Prague ended up being a fine replacement, and they found locations that were strikingly similar to those they had already scouted in Puerto Rico. But then the coronavirus pandemic came along and ruined everything again. During the eight month hiatus, the crew had to figure out how to safely shoot back in Prague, which meant convincing the government to let an American crew back into the country during a pandemic. It wasn't easy since America was being famously stubborn about the situation while Prague had handled the pandemic much better. But with some virtual scouting and new safety measures, they pulled it off.

Falcon/Captain America's Goggles and Cowl Required VFX

Some of the best visual effects are the ones that you don't even register as being there. When it comes to the costume worn by Anthony Mackie as both Falcon and the new Captain America, there are some details that needed to be completed in post-production to perfect the ensemble.

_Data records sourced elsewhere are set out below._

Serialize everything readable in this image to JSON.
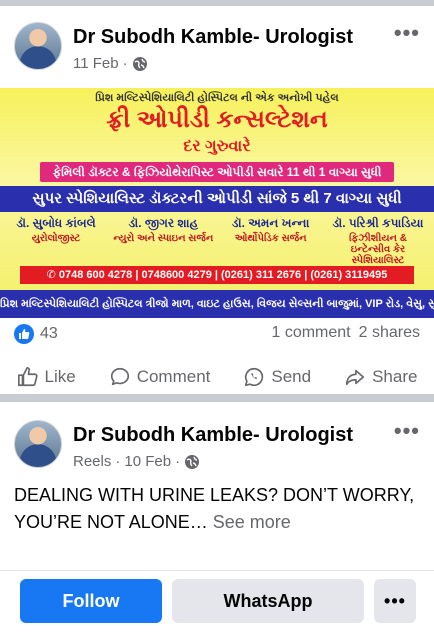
{
  "post1": {
    "author": "Dr Subodh Kamble- Urologist",
    "date": "11 Feb",
    "more": "•••",
    "banner": {
      "intro": "પ્રિશ મલ્ટિસ્પેશિયાલિટી હોસ્પિટલ ની એક અનોખી પહેલ",
      "headline": "ફ્રી ઓપીડી કન્સલ્ટેશન",
      "day": "દર ગુરુવારે",
      "family_line": "ફેમિલી ડૉક્ટર & ફિઝિયોથેરાપિસ્ટ ઓપીડી સવારે 11 થી 1 વાગ્યા સુધી",
      "super_line": "સુપર સ્પેશિયાલિસ્ટ ડૉક્ટરની ઓપીડી સાંજે 5 થી 7 વાગ્યા સુધી",
      "doctors": [
        {
          "name": "ડૉ. સુબોધ કાંબલે",
          "spec": "યુરોલોજીસ્ટ"
        },
        {
          "name": "ડૉ. જીગર શાહ",
          "spec": "ન્યુરો અને સ્પાઇન સર્જન"
        },
        {
          "name": "ડૉ. અમન ખન્ના",
          "spec": "ઓર્થોપેડિક સર્જન"
        },
        {
          "name": "ડૉ. પરિશ્રી કપાડિયા",
          "spec": "ફિઝીશીયન & ઇન્ટેન્સીવ કેર સ્પેશિયાલિસ્ટ"
        }
      ],
      "phones": "0748 600 4278 | 0748600 4279 | (0261) 311 2676 | (0261) 3119495",
      "address": "પ્રિશ મલ્ટિસ્પેશિયાલિટી હોસ્પિટલ ત્રીજો માળ, વાઇટ હાઉસ, વિજય સેલ્સની બાજુમાં, VIP રોડ, વેસુ, સુરત"
    },
    "likes": "43",
    "comments": "1 comment",
    "shares": "2 shares",
    "actions": {
      "like": "Like",
      "comment": "Comment",
      "send": "Send",
      "share": "Share"
    }
  },
  "post2": {
    "author": "Dr Subodh Kamble- Urologist",
    "meta_prefix": "Reels",
    "date": "10 Feb",
    "more": "•••",
    "text": "DEALING WITH URINE LEAKS? DON’T WORRY, YOU’RE NOT ALONE…",
    "see_more": "See more"
  },
  "bottom": {
    "follow": "Follow",
    "whatsapp": "WhatsApp",
    "more": "•••"
  },
  "colors": {
    "brand_blue": "#1877f2",
    "banner_yellow": "#f6f15a",
    "banner_red": "#e31b23",
    "banner_navy": "#2a2fae"
  }
}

First up, the red lenses in Sam Wilson's goggles aren't even part of the practical costume most of the time. They're a reflective surface and can make lighting situations tricky, so the VFX team would end up having to remove certain reflections from them anyway. So it's easier to just remove the lenses entirely and add them in post-production. For example, in the big speech that Captain America gives in the finale, every shot had the lenses added with visual effects.

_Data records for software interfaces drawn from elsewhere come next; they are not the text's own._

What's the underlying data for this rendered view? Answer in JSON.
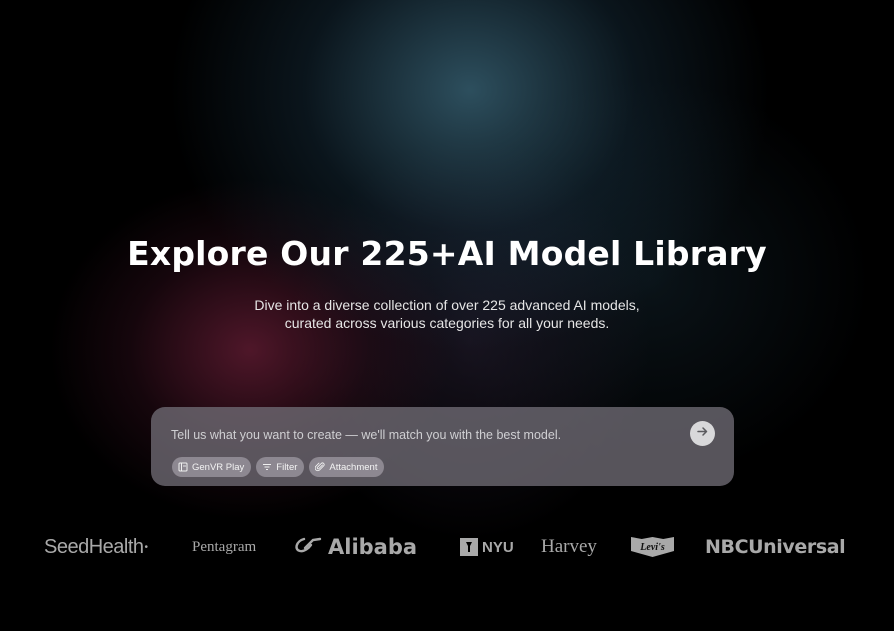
{
  "hero": {
    "title": "Explore Our 225+AI Model Library",
    "subtitle_line1": "Dive into a diverse collection of over 225 advanced AI models,",
    "subtitle_line2": "curated across various categories for all your needs."
  },
  "prompt": {
    "placeholder": "Tell us what you want to create — we'll match you with the best model.",
    "value": "",
    "send_icon": "arrow-right-icon",
    "chips": [
      {
        "label": "GenVR Play",
        "icon": "play-panel-icon"
      },
      {
        "label": "Filter",
        "icon": "filter-lines-icon"
      },
      {
        "label": "Attachment",
        "icon": "paperclip-icon"
      }
    ]
  },
  "logos": {
    "seedhealth": "SeedHealth",
    "seedhealth_mark": "•",
    "pentagram": "Pentagram",
    "alibaba": "Alibaba",
    "nyu": "NYU",
    "harvey": "Harvey",
    "levis": "Levi's",
    "nbcuniversal": "NBCUniversal"
  },
  "colors": {
    "background": "#000000",
    "title_text": "#ffffff",
    "prompt_box": "#706c74",
    "logo_gray": "#a9a9a9"
  }
}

Similarly, Sam's new Captain America suit required a little bit of touching up around the cowl. It's a bit of an awkward headpiece, and there's no material they had that would allow it to fit snugly on his head without moving weirdly around his neck. Occasionally, depending on how Anthony Mackie turns his head, there would be these weird flaps that folded out, and it just looked sloppy. So the visual effects team had to make those disappear so the suit look tight and clean.

Shop at Suit-kovia

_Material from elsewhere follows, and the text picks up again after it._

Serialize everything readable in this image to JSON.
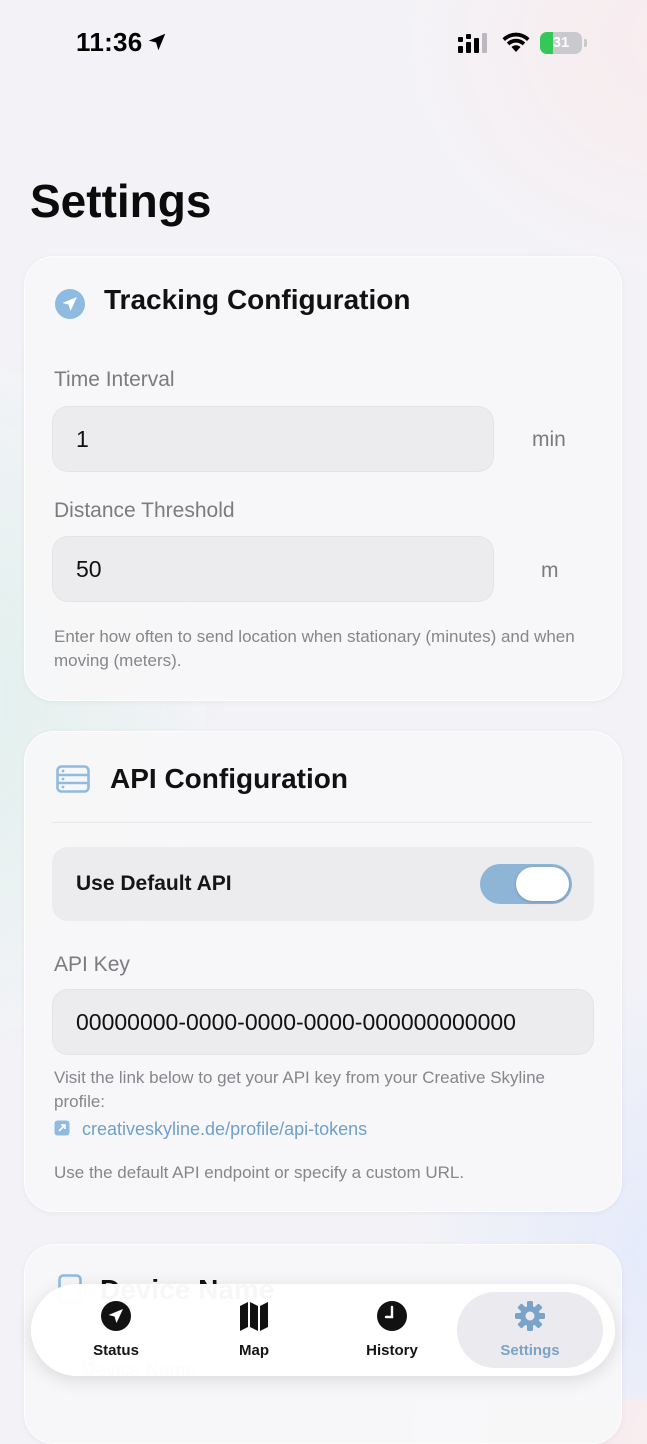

Even though The Falcon and the Winter Soldier takes plenty of serious turns, Anthony Mackie, Sebastian Stan and Daniel Brühl are quite the amusing trio. When the cameras aren't rolling, these guys are cracking jokes at each other up and clearly having a good time. At one point in the doc, Anthony Mackie spouts a variation of lyrics from a Mystikal song to Sebastian Stan.

But the best part of all their shenanigans is that the crew took the time to have Daniel Brühl, in-character as Baron Zemo, film a makeshift commercial for a clothing store called Suit-kovia. It's shot in a single take on the set of the Brass Monkey nightclub in Madripoor, and it's easily the best thing to come out of this entire documentary. If you want to see it right now, head to the 34:14 mark and enjoy.

Assembled: The Making of The Falcon and the Winter Soldier is available on Disney+ right now.